Across the material below, how many lines contain the word "JSON"? Give only the number.

========

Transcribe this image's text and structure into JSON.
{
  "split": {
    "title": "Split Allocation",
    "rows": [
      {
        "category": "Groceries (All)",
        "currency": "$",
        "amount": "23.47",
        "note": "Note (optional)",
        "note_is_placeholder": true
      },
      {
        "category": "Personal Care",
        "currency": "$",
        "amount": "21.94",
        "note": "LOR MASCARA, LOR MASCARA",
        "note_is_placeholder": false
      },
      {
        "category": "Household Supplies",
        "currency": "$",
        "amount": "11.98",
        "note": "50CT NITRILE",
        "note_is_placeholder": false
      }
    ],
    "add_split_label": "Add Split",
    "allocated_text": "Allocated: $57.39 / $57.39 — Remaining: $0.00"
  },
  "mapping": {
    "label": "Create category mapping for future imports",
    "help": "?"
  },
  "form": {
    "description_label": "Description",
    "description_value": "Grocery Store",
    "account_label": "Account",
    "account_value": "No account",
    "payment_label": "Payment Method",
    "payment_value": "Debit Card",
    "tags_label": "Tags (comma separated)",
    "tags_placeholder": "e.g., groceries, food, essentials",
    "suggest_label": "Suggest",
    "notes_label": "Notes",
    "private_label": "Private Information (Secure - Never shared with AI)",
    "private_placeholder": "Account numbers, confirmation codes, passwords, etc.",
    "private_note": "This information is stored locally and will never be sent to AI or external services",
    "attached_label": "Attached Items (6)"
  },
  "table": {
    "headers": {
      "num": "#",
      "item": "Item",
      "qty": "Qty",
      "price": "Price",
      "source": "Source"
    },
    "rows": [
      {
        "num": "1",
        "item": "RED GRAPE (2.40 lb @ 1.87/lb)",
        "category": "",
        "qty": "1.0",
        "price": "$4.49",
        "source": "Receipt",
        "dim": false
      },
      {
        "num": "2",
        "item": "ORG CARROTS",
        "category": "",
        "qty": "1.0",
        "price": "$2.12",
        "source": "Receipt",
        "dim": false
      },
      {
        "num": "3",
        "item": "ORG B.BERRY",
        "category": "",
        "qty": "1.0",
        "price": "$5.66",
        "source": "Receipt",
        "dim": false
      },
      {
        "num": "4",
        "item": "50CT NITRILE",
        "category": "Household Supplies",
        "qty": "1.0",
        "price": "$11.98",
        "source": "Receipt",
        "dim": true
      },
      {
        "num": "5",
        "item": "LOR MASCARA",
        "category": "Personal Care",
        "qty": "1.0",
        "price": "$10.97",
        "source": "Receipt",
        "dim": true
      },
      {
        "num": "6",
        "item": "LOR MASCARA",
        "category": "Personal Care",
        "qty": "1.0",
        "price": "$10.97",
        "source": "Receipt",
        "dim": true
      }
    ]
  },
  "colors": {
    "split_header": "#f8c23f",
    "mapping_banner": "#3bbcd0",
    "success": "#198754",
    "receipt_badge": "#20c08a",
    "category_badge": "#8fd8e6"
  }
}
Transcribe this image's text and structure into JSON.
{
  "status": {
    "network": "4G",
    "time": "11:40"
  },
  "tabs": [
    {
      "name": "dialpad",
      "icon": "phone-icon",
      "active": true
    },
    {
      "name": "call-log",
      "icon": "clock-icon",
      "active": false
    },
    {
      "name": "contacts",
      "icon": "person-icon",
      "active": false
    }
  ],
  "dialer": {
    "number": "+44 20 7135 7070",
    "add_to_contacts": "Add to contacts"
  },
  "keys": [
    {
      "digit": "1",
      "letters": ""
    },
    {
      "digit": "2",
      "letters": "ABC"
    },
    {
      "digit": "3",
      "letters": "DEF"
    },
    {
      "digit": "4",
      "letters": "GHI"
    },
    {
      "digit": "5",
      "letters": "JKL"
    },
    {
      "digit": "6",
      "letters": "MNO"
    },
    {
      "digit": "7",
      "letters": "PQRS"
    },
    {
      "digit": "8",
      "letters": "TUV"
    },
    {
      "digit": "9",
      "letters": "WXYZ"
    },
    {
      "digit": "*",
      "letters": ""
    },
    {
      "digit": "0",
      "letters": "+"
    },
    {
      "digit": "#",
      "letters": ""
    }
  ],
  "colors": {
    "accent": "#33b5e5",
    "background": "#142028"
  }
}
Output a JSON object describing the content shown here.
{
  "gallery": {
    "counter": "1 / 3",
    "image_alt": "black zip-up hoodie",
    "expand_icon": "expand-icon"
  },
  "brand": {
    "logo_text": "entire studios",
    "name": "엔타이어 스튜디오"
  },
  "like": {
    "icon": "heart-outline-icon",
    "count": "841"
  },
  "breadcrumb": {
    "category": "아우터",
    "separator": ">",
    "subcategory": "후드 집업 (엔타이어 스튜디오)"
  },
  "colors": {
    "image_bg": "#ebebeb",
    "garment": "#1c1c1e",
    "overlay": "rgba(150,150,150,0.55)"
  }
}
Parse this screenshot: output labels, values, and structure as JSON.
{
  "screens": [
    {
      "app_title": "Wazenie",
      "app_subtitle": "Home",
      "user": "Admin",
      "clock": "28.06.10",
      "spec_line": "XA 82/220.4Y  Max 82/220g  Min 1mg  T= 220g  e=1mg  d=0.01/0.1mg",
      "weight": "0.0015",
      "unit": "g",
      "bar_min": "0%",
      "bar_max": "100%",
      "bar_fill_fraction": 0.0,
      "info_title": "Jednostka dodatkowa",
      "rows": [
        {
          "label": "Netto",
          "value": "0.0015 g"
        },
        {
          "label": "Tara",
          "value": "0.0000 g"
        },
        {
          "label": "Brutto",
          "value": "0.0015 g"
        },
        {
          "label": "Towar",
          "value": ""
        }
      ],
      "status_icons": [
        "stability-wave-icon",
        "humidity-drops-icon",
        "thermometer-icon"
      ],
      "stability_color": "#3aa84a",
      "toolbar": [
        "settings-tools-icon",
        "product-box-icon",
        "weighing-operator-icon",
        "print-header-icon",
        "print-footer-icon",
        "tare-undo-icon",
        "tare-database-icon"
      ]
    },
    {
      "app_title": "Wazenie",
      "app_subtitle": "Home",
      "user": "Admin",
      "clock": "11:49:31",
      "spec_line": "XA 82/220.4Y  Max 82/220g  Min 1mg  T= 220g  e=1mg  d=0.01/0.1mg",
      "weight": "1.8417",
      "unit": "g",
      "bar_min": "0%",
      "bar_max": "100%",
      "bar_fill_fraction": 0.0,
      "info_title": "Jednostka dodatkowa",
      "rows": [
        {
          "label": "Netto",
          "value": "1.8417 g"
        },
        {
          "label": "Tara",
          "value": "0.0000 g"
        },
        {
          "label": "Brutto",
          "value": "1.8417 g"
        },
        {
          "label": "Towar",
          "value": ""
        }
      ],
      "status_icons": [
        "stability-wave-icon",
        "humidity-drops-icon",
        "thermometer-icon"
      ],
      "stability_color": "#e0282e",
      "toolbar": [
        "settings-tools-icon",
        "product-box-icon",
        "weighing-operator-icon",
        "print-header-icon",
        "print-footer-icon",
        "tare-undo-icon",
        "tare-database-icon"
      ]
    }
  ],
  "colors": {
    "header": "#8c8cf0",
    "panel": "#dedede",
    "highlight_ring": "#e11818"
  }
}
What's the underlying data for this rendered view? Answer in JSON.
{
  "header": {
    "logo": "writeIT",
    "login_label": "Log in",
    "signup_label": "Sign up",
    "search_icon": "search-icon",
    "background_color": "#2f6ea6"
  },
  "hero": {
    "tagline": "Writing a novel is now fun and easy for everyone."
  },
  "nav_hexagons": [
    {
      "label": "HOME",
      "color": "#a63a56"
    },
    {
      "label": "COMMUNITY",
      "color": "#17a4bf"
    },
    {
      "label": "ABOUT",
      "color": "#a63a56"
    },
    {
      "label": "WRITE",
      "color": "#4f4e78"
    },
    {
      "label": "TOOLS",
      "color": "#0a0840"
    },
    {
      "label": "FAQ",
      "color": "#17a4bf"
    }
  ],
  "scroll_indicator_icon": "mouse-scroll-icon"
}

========

_EXPECTED OUTPUT_
5